Suge Knight, the former CEO of legendary rap music label Death Row Records was recently sentenced to 28 years imprisonment for manslaughter in a long line of violent crimes not typically associated with a highly successful record executive. This film takes a look at Death Row and how L.A.’s street gang culture had come to dominate its business workings as well as an association with corrupt LA police officers who were also gang affiliated. It would be this world of gang rivalry and dirty cops that would claim the lives of the world’s two greatest rappers, Tupac Shakur and Biggie Smalls. People have only now started talking since Suge commenced his 28-year sentence and the film comes up with new evidence showing the involvement of the LAPD in these murders and their attempt to conceal evidence…
Broomfield, the recipient of the prestigious Sundance First Prize, British Academy Award, Prix Italia, Dupont Peabody Award, Grierson Award, Hague Peace Prize and Amnesty International Doen award added, “After finishing Biggie & Tupac in 2002 I became increasingly troubled by the treatment of LAPD detective Russell Poole who had come up with evidence that LAPD officers were involved in the hit on Biggie Smalls.
“Russell was vilified by the LAPD and over the years I watched as his health and wellbeing declined. In August 2015 Russell died of a massive heart attack during a meeting at the LA Sheriff’s headquarters where he was still arguing his theory of the Biggie Smalls murder. It was a tragic end that Russell didn’t deserve, however a few years later people started talking more freely after Suge Knight (whom Russell accused of commissioning the hit) was sentenced to 28 years in prison in 2018.

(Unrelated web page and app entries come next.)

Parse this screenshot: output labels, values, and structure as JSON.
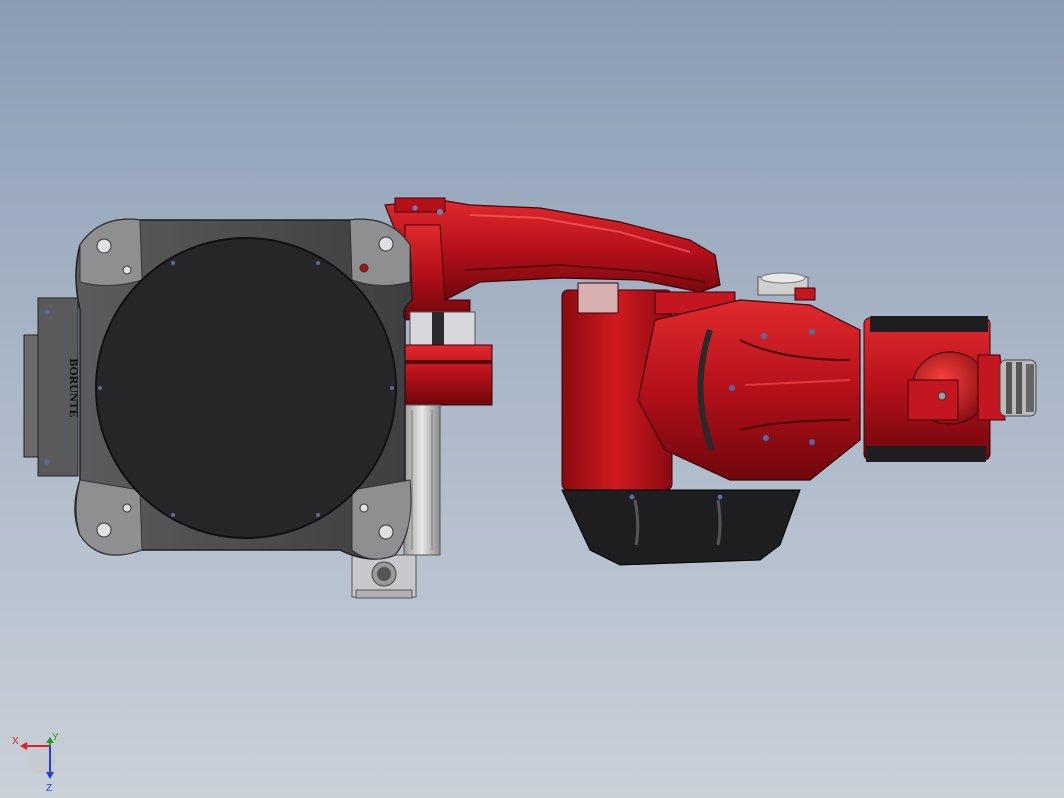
{
  "viewport": {
    "background_top": "#8a9cb3",
    "background_bottom": "#c9d0d8"
  },
  "model": {
    "brand_text": "BORUNTE",
    "colors": {
      "arm_red": "#c8141a",
      "arm_red_dark": "#7e0a0e",
      "base_gray": "#4a4a4c",
      "plate_gray": "#8a8a8c",
      "disc_black": "#262628"
    }
  },
  "triad": {
    "x_label": "X",
    "y_label": "Y",
    "z_label": "Z",
    "x_color": "#e02020",
    "y_color": "#20a020",
    "z_color": "#2040d0"
  }
}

“I believed in Russell and I believed in his theory, and people who had never spoken before, who didn’t know Russell Poole, came forward with new evidence never heard before that supports his allegations that LAPD officers were involved.”
Bond concluded: “Much noise has been added by former L.A.P.D. cops that has worked to cloud the simple facts pertaining to the shooting of Wallace. Some have come out and flatly denied L.A.P.D. had anything to do with the shootings, to the point of claiming no one from L.A.P.D. was even at the Peterson Museum the night of the shooting. We put an end to that notion once and for all.”